33-year-old Sarah Everard disappeared without a trace on the night of March 3. Last Wednesday, her body was found in a forest. Her death flares up the debate on violence against women in the United Kingdom, especially because the arrested suspect is a police officer.
“If I walk down the street late at night alone and I hear footsteps from a man behind me, even after all these years I automatically cross the road,” wrote MP Diane Abbott on Twitter, one of the many women who shared her experiences under #SarahEverard. “We shouldn‘t have to behave like this.”
“Kidnapping and murder by a stranger are infrequent, but aggressively followed by a man is,” added actress Katy Brand. “Many of us have been afraid so many times.”
Many women recognized themselves in Everard’s story. She walked home alone in London at night after a visit to a friend, an hour‘s walk. Around 9:30, she was still filmed by a video doorbell near her house, but after that, every trace was missing.
The disappearance case held the British in his grip for days. The latest images of Everard and BOLs were often passed by in newspapers, on TV and the Internet.
Two days ago, a body was found in County Kent, an hour and a half from where Everard disappeared. Although no official identification has yet been made, her family assumes that it is the missing woman.
The day before, police had raided a 48-year-old suspect from the coastal town of Deal. It turned out to be a police officer, a member of the team that secures the parliament buildings, embassies and the Prime Minister’s office residence. It‘s not clear if he knew Everard.
“On behalf of all colleagues, I can say that we are totally bewildered by this horrible news,” said Cressida Dick, head of the London Police. “Fortunately, it’s not common for a woman to be abducted on the street.”
Despite the Commissioner‘s assurance, many women reacted that Everard’s fate is also their nightmare. Many shared with the courage of despair tips they have made for their safety: keys between your fingers like improvised punching braces, flat shoes to run away if necessary, headphones to listen better, always looking over your shoulder.
“In 2021, I still have a curfew at 45,” says Times-columnist Caitlin Moran. “My day outside ends when the sun goes down. If I haven‘t walked or jog the dog by then, I can’t do it anymore. Today I had to stop working at 16:00 to be able to play sports.”
“It makes such an impression because every woman can identify herself with this,” replied Minister of the Interior Patel. “Every woman must be able to take the streets without fear, intimidation or violence.”
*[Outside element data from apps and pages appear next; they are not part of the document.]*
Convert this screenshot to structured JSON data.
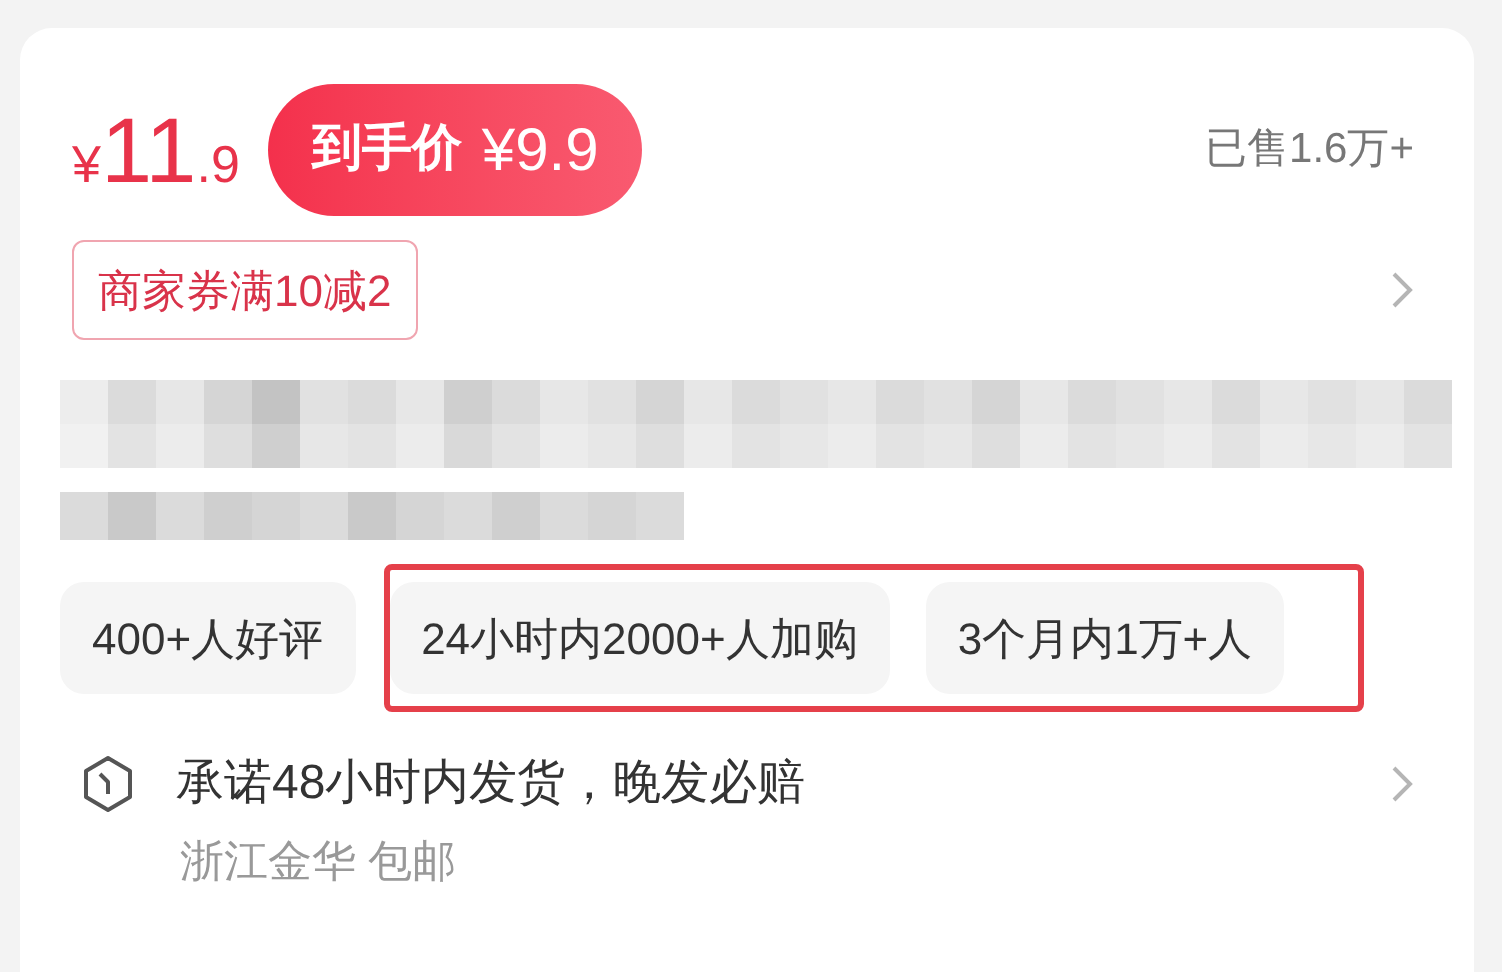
{
  "price": {
    "currency": "¥",
    "integer": "11",
    "decimal": ".9"
  },
  "final_price": {
    "label": "到手价",
    "currency": "¥",
    "amount": "9.9"
  },
  "sold": "已售1.6万+",
  "coupon": "商家券满10减2",
  "tags": [
    "400+人好评"
  ],
  "highlight_frame": {
    "tags": [
      "24小时内2000+人加购",
      "3个月内1万+人"
    ]
  },
  "shipping": {
    "promise": "承诺48小时内发货，晚发必赔",
    "origin": "浙江金华 包邮"
  }
}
Reclaim the Night
There was also criticism of the police advice during the search for Everard, that women should not go outside alone in the evening. “We are furious that women are expected to adapt our behaviour to stay safe. Women are not the problem,” says activist Anna Birley.
Birley is one of the organizers of a Reclaim the Night march in memory of Everard, a demonstration on Saturday where she disappeared. “This is a vigil for Sarah, but also for all women who feel unsafe,” is the call. “The streets must be safe for women, no matter what they wear, wherever they live, be it day or night.”
The organizers emphasise that women and men are welcome to the march. Others also emphasise that men have a role to play in this debate.
“It is not difficult to find examples of woman-friendly behavior in everyday life. Everyone, especially men, has to say something about that,” says Charlotte Kneer of a stay-of-my house. “The reaction of men should not be ‘not all men are like this’, but ‘I will do everything to stop it’.”